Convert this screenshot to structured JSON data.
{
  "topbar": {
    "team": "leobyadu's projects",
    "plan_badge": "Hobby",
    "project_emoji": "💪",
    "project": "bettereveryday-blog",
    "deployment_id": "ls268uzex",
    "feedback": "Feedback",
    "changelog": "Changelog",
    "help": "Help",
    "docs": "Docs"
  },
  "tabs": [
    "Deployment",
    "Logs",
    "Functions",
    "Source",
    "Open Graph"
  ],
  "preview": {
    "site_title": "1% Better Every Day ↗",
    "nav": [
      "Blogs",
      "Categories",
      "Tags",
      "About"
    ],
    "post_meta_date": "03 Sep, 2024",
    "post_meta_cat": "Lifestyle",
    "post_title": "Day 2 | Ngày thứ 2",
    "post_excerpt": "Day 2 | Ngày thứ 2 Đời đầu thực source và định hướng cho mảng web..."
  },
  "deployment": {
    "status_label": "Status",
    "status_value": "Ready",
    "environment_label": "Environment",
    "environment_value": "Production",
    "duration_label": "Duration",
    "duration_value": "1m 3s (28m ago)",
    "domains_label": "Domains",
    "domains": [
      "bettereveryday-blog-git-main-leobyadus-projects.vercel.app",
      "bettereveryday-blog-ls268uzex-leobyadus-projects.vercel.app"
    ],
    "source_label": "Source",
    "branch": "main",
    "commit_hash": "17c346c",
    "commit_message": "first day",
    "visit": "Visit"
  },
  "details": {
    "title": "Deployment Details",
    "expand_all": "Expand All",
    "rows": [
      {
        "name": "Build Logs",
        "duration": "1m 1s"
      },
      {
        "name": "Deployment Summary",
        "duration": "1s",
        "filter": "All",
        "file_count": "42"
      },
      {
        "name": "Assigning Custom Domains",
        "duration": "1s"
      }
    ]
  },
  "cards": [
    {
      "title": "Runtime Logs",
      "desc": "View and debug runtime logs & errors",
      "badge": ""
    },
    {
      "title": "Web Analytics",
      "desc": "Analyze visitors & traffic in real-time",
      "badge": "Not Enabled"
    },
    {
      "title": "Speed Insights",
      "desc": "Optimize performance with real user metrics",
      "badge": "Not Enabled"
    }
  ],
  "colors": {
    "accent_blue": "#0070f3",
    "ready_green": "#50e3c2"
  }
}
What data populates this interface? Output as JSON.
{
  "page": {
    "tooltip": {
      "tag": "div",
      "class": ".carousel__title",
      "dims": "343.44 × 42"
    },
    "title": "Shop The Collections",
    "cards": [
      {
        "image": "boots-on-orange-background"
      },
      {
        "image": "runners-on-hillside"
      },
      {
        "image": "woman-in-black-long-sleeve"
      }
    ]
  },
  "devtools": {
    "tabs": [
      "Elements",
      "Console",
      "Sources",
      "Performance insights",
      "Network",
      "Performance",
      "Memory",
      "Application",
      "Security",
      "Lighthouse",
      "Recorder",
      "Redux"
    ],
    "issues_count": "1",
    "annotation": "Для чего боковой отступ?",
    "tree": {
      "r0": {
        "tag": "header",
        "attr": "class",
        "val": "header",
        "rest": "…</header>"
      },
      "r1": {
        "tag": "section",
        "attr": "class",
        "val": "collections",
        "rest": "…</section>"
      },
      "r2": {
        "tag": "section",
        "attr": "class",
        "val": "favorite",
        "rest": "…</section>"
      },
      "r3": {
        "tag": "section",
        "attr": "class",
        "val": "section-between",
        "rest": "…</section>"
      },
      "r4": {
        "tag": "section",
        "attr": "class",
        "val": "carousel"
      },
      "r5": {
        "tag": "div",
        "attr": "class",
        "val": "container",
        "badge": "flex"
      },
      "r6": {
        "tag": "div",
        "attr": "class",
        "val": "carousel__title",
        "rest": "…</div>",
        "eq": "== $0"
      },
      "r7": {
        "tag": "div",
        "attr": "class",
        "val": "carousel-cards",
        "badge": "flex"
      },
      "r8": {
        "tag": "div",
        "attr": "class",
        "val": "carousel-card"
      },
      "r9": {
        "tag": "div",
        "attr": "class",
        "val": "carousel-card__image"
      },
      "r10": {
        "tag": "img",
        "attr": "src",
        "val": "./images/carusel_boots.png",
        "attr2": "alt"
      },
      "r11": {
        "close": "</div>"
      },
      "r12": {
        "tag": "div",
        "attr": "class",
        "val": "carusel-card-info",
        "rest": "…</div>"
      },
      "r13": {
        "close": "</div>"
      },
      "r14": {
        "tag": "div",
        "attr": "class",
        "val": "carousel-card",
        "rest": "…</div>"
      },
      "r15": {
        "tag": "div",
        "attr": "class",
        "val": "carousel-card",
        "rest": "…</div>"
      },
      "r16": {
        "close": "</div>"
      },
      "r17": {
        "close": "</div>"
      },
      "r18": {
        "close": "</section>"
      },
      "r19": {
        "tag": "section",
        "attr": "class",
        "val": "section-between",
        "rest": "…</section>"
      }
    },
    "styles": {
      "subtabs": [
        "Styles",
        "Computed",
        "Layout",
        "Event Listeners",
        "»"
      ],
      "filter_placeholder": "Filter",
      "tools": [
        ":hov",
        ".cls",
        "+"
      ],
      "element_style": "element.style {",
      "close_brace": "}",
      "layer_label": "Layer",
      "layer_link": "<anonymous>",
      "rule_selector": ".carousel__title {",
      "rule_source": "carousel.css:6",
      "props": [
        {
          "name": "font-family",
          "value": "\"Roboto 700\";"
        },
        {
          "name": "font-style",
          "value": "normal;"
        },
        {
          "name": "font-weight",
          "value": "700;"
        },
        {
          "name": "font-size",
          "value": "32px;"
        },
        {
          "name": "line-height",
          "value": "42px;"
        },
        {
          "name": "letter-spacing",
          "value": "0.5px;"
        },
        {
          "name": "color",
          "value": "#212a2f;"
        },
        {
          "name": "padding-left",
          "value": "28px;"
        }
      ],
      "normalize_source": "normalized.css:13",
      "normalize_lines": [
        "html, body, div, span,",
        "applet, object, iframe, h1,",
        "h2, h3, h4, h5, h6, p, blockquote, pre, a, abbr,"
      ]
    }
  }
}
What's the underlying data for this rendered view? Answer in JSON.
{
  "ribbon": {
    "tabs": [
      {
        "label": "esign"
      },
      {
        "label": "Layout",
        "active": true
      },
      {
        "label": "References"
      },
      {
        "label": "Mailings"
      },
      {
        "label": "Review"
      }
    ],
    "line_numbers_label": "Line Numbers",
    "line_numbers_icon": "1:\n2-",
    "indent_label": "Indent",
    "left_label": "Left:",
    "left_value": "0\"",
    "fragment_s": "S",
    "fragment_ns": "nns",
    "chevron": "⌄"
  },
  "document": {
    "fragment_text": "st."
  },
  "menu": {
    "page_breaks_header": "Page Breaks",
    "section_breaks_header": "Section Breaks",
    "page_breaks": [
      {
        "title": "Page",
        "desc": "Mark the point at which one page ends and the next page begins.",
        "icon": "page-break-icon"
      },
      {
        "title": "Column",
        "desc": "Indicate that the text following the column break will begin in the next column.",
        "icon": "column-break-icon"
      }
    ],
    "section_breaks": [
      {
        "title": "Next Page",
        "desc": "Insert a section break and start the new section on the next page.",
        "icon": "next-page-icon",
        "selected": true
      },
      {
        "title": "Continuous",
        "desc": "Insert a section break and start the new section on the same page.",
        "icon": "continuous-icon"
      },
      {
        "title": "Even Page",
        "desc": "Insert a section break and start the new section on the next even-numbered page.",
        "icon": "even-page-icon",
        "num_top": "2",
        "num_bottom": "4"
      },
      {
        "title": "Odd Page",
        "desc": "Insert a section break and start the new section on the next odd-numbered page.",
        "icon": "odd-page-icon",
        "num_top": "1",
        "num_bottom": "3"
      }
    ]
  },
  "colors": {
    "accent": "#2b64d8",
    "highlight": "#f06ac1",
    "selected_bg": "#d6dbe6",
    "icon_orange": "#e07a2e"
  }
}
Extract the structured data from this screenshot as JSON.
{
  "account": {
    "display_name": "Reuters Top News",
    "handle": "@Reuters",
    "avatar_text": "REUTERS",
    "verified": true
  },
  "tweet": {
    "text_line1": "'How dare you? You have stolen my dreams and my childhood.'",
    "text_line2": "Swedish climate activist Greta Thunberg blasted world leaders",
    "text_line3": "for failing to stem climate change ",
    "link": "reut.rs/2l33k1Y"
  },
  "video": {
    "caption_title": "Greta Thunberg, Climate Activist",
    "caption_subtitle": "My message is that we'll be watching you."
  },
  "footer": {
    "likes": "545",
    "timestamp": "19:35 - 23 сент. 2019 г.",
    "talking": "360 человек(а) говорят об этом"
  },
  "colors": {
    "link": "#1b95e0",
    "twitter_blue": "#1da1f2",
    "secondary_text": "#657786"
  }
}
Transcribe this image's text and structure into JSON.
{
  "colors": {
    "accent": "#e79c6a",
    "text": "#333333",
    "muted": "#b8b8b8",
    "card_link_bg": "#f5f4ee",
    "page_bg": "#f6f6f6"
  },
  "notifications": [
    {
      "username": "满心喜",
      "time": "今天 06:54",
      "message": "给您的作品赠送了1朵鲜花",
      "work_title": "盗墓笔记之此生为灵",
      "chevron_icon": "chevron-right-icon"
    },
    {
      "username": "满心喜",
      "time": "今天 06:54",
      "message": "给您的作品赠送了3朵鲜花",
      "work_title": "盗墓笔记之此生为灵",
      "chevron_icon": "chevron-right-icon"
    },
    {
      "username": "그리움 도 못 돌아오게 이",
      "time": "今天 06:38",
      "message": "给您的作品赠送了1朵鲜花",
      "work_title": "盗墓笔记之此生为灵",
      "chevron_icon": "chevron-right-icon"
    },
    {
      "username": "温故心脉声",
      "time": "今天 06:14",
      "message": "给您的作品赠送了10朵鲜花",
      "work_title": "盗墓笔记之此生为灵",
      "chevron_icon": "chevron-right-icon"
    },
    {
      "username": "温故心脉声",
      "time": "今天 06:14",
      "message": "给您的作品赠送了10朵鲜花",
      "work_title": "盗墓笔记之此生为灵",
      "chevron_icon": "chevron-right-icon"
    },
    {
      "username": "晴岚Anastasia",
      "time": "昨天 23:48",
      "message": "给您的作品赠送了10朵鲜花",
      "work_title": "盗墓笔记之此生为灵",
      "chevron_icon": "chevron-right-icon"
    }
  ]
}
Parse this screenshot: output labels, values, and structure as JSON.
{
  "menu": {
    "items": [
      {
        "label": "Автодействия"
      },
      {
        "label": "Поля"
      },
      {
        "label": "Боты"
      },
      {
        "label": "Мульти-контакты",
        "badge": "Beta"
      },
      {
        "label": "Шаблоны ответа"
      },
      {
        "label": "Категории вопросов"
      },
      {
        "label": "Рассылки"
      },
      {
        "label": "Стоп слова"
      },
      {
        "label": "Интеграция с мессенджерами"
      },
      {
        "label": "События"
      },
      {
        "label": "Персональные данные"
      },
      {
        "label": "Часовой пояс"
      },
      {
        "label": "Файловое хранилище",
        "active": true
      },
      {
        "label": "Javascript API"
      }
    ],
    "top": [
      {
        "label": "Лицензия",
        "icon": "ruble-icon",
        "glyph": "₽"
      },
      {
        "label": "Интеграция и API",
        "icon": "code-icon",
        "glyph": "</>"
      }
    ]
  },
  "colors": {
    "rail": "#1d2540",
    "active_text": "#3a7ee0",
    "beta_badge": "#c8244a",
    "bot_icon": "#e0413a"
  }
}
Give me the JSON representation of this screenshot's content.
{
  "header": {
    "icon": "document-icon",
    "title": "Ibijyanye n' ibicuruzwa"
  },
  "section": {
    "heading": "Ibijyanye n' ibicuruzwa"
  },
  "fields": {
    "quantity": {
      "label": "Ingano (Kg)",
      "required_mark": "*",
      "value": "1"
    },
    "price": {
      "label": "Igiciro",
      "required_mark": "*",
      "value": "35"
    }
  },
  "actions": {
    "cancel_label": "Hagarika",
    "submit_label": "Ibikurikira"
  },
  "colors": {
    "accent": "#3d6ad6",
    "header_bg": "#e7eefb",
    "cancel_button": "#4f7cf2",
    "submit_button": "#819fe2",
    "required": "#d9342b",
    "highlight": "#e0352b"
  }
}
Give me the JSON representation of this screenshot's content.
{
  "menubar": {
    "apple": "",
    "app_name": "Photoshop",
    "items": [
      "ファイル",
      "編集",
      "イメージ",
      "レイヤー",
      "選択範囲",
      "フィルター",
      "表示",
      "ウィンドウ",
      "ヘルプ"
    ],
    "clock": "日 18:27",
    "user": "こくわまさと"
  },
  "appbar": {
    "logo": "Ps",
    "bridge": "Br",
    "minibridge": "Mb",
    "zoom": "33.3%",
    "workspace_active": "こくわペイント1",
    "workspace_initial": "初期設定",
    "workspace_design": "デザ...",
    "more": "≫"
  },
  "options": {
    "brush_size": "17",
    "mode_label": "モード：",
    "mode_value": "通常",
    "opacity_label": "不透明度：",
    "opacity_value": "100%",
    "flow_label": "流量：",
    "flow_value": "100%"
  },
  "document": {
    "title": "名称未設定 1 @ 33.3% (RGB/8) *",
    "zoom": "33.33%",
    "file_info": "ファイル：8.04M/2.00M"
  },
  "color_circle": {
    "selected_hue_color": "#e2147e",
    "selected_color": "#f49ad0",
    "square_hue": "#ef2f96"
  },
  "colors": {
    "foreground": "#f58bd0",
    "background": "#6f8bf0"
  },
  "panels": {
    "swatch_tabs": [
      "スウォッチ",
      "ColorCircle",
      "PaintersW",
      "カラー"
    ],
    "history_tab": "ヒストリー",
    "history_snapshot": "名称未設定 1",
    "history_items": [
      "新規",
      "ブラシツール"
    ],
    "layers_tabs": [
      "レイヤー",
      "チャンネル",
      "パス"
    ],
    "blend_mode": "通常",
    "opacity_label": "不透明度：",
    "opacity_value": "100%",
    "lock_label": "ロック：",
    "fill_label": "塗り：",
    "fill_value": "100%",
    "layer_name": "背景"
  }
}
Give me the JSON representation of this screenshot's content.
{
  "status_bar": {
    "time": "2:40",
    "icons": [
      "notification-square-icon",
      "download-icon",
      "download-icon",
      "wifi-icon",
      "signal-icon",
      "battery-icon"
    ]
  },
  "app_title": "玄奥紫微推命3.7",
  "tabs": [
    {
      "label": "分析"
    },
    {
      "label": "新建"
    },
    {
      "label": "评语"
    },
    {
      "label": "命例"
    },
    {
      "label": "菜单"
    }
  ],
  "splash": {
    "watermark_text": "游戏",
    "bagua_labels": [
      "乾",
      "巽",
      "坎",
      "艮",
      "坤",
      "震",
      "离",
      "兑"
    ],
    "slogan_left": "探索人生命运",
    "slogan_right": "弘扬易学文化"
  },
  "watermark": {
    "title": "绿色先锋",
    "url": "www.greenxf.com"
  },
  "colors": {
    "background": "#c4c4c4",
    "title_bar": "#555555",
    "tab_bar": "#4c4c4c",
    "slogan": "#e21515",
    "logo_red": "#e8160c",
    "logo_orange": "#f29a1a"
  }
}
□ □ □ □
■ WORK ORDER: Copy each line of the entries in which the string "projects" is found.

■ SOLUTION TO THIS TASK:
    "team": "leobyadu's projects",
      "bettereveryday-blog-git-main-leobyadus-projects.vercel.app",
      "bettereveryday-blog-ls268uzex-leobyadus-projects.vercel.app"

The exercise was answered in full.